Problem to work on. Work through the data and say how many lines contain "hair". The number alone is the answer.

[Excerpts from an interface dataset]

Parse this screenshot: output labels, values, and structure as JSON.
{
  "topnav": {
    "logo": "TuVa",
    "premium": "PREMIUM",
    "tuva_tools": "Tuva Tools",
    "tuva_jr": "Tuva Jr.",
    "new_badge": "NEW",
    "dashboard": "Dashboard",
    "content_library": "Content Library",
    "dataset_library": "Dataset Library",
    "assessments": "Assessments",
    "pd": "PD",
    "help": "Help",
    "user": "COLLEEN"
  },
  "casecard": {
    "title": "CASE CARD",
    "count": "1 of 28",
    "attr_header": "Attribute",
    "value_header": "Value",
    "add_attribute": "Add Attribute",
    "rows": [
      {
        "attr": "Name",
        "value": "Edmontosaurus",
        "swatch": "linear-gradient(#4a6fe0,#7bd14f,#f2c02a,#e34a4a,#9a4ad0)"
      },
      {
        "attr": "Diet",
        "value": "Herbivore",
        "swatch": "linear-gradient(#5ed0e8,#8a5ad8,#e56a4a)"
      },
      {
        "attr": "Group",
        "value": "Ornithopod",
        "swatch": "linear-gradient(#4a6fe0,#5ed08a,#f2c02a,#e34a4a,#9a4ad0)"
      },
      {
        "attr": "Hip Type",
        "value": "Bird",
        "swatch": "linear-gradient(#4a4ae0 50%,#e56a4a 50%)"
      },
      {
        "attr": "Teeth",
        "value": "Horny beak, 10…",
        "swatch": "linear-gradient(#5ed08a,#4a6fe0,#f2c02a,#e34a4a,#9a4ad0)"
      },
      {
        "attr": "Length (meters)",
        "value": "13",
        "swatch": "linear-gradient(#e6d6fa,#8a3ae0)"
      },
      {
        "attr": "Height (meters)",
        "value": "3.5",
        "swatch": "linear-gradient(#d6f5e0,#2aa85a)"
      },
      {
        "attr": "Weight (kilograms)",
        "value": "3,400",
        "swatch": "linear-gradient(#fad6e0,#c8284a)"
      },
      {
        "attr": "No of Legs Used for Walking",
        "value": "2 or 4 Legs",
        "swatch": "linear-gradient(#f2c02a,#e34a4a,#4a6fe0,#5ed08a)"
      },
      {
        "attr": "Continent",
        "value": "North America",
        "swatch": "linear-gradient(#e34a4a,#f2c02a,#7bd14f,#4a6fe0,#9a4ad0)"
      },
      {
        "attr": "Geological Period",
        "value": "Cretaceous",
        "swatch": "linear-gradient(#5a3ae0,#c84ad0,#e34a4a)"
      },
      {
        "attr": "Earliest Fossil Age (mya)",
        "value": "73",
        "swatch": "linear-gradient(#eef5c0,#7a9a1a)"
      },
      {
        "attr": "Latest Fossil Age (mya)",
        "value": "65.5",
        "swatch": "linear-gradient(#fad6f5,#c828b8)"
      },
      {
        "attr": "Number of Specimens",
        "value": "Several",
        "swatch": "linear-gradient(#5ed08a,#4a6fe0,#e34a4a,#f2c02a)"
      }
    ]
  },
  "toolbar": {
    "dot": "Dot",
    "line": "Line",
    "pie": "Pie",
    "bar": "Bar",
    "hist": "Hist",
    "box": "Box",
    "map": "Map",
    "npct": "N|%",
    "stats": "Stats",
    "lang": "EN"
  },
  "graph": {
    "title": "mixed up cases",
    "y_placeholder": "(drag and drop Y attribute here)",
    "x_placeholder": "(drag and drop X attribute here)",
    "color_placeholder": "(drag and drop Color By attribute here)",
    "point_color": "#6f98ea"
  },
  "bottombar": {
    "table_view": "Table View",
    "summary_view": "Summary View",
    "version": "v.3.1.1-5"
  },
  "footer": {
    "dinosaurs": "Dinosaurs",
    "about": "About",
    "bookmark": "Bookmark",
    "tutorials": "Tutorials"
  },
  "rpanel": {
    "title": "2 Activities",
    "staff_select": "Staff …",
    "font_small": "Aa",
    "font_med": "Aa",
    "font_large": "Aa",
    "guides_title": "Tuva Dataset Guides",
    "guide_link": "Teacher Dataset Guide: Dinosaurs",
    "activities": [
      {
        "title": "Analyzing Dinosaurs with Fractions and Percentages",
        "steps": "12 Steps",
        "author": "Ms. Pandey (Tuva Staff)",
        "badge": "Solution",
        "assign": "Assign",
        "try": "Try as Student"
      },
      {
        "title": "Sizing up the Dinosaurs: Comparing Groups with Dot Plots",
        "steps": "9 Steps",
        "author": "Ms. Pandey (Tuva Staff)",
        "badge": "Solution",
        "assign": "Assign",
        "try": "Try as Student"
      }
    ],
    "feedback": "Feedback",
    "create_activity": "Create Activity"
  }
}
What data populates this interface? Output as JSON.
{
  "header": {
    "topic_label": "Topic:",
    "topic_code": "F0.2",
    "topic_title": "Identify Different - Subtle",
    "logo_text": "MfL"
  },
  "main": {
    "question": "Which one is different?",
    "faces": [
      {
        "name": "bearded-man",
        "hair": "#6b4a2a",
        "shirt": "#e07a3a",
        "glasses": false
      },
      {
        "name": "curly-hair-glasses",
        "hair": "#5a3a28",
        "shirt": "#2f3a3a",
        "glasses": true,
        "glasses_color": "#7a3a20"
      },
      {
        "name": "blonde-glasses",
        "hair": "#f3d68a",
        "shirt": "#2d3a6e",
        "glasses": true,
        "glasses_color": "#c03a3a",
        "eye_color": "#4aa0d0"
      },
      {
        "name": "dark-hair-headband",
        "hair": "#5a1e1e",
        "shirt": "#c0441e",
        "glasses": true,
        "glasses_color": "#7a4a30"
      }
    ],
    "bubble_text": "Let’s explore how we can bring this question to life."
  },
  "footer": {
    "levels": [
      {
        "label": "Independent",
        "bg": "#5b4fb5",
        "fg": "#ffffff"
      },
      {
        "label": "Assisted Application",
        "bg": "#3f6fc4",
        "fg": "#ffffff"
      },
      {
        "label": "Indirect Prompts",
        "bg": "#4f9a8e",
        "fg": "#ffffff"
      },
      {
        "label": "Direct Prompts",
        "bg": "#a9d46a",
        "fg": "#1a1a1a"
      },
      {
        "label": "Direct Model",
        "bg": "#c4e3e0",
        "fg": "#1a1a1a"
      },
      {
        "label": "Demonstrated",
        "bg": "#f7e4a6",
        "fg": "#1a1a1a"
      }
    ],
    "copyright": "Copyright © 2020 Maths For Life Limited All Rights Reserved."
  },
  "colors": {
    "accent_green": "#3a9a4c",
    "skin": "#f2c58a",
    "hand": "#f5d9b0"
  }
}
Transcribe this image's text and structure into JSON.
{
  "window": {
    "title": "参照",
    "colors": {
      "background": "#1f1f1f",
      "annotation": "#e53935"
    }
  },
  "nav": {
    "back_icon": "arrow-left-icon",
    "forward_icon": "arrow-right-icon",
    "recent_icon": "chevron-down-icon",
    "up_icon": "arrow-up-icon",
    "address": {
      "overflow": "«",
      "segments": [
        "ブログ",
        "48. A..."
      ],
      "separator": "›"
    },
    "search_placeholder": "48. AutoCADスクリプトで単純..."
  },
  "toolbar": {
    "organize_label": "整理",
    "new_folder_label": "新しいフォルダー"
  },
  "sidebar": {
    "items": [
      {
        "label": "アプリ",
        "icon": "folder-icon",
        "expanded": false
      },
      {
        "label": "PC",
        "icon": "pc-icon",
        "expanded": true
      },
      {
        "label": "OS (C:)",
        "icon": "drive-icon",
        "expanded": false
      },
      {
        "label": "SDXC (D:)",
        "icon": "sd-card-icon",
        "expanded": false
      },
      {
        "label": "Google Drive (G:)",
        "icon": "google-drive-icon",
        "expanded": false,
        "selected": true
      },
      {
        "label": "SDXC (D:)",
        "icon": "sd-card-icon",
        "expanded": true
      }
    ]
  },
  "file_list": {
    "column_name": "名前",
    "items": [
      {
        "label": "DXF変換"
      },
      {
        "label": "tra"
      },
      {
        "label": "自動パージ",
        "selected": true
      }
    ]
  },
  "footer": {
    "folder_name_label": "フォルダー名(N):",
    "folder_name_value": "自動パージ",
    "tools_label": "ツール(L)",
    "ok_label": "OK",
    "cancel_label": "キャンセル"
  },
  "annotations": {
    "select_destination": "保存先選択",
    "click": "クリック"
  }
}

Solved problem. 6